[Items from an interface collection]
BEGIN

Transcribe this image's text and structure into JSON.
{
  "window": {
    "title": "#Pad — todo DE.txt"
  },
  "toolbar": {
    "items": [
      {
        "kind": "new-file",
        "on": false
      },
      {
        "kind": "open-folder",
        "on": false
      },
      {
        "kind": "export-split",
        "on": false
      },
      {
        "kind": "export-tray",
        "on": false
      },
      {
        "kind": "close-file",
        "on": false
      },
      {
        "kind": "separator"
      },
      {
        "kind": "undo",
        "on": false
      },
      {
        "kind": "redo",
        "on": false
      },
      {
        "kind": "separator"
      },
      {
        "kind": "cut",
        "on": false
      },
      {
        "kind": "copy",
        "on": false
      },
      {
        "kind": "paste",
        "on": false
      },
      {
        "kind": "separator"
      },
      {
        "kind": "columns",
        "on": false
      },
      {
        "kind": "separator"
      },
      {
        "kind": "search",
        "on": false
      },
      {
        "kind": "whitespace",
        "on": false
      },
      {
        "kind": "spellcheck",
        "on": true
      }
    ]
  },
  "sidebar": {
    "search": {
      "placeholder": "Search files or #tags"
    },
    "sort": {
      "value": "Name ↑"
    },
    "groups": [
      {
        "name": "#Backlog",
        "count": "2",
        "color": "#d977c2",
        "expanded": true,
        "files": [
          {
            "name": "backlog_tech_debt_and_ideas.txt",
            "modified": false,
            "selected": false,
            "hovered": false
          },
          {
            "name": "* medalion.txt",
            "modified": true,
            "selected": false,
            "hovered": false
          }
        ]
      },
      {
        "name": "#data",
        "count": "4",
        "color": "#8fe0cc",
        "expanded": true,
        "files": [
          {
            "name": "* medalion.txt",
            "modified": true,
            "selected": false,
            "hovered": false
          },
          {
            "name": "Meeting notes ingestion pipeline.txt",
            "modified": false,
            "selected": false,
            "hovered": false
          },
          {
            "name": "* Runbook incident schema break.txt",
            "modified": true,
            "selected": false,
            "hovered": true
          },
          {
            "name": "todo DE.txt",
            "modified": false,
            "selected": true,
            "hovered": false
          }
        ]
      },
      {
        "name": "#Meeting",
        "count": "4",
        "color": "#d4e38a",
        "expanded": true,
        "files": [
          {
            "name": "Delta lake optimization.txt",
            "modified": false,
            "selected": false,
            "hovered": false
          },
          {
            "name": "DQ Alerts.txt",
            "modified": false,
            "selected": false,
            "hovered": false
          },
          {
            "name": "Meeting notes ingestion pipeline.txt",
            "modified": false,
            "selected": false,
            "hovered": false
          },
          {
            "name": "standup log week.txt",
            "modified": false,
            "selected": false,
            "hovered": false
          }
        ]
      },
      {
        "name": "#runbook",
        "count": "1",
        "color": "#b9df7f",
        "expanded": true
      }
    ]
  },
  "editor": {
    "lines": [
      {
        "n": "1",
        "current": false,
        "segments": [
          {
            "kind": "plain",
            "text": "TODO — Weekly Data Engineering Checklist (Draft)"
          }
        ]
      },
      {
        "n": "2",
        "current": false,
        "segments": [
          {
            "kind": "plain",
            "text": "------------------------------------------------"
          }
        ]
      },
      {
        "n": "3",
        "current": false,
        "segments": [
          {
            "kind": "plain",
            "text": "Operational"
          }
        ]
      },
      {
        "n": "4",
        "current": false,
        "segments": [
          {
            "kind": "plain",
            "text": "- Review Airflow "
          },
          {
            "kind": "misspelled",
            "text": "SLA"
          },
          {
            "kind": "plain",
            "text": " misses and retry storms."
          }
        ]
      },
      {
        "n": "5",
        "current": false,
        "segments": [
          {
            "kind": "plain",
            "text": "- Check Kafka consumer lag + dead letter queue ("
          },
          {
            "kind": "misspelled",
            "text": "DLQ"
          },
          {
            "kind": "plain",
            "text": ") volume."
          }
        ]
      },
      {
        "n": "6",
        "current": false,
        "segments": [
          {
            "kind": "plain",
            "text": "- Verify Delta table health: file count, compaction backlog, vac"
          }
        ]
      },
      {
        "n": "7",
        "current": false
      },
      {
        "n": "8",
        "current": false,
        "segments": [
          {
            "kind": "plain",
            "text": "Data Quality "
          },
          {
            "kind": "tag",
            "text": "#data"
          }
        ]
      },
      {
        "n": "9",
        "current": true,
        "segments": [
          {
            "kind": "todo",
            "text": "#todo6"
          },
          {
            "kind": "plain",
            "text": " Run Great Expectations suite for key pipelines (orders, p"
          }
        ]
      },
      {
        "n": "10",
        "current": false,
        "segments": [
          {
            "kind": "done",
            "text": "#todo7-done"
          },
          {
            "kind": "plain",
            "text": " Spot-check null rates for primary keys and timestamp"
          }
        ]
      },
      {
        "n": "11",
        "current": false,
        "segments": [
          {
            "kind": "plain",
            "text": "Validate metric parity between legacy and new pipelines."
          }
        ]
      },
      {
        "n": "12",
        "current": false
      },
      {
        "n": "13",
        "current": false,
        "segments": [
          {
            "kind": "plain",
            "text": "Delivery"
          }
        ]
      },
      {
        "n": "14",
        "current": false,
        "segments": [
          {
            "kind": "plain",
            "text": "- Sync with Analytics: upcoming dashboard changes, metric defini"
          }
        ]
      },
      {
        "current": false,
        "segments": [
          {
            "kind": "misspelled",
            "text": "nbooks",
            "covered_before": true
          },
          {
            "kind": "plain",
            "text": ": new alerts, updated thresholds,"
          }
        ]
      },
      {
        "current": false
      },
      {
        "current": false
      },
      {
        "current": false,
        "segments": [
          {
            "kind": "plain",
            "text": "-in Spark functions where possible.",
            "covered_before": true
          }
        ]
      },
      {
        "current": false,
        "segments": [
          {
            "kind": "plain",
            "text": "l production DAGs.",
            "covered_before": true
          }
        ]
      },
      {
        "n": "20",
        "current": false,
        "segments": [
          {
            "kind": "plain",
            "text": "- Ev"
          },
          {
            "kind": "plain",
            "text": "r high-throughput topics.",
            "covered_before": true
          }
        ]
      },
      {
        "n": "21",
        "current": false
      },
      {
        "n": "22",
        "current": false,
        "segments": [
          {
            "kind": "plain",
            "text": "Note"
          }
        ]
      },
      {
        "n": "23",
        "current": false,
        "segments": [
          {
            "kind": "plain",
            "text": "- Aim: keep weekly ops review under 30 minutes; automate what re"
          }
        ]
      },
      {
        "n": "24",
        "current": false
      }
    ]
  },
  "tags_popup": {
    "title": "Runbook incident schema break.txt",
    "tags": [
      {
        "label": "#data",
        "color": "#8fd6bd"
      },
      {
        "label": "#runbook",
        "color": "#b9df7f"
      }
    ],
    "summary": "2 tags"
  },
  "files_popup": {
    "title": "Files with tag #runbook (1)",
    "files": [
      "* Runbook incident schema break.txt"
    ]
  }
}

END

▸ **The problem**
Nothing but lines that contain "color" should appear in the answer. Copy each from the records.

▸ **Output below**
        "color": "#d977c2",
        "color": "#8fe0cc",
        "color": "#d4e38a",
        "color": "#b9df7f",
        "color": "#8fd6bd"
        "color": "#b9df7f"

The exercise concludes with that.